China's New Journey to the West
August 1, 2003
One of the most intriguing developments in Central Asia over the past decade has been China's renewed attention to diplomacy in the region. China's interest in building relations with Central Asia is not startling given its history, but the agility and creativity it has recently exercised in doing so has taken many by surprise. China has moved rapidly from the difficult task of delineating and disarming its borders with Russia, Kazakhstan, Kyrgyzstan, and Tajikistan to building a multilateral organization and growing economic and security ties, all the while working to alleviate traditional suspicions among Central Asian states about the Chinese government's true intentions. This report argues that China's prominence in Central Asia will grow over the next decade, particularly if Russia's position continues to wane and the strategic attention of the United States is drawn elsewhere in the years ahead.
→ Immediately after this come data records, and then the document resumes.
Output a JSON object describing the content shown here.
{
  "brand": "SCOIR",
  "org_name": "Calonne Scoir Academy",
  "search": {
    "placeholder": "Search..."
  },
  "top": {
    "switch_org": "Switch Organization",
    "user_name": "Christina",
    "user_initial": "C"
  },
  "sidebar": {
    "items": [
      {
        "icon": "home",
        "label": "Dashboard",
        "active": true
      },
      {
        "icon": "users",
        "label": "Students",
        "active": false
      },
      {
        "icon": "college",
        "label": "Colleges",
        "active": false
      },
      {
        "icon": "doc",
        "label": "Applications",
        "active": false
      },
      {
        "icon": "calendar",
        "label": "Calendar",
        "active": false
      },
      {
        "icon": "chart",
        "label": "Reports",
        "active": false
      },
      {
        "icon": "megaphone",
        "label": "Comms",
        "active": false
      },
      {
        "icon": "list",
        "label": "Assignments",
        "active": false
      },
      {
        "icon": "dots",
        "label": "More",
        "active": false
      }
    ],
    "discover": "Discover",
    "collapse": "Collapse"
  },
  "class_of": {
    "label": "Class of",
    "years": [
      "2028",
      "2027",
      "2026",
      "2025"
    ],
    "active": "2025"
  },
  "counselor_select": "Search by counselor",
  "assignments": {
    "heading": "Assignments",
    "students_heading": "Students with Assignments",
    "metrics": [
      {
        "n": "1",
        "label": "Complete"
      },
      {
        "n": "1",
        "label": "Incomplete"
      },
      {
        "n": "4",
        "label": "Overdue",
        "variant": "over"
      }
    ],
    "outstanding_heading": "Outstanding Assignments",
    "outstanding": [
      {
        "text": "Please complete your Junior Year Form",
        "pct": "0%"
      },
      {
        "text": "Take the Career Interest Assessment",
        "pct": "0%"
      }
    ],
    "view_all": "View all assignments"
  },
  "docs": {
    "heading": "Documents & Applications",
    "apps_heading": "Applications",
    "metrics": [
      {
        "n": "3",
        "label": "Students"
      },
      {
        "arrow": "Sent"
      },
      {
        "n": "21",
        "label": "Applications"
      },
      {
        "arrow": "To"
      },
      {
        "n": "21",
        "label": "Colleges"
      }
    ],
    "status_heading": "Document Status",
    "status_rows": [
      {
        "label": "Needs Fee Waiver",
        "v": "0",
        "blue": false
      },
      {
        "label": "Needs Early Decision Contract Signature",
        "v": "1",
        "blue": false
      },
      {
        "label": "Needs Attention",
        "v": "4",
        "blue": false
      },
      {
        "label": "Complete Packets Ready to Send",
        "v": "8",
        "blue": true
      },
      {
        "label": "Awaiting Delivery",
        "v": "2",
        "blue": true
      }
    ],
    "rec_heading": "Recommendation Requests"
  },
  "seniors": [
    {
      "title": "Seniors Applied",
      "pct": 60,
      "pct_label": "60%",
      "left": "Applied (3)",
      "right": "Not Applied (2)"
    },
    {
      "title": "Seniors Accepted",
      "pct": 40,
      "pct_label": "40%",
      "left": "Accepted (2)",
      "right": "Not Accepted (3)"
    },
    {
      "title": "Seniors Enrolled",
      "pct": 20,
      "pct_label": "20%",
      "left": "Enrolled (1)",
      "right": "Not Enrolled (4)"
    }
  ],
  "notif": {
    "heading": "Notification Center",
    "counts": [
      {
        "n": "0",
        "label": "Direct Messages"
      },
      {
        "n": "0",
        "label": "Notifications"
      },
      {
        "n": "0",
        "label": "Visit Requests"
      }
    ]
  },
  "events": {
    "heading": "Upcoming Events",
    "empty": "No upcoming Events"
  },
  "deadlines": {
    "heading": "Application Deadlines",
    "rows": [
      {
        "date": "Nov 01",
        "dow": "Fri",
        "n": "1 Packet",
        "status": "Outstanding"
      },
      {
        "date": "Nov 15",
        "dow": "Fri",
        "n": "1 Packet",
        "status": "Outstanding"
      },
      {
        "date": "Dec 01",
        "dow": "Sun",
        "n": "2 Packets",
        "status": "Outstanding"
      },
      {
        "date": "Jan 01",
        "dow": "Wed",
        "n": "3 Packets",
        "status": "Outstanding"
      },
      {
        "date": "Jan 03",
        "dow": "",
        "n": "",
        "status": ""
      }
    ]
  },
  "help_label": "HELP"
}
Bates Gill holds the Freeman Chair in China Studies at CSIS. Previously, he was a senior fellow in foreign policy at the Brookings Institution. Matthew Oresman is project coordinator for the Freeman Chair at CSIS.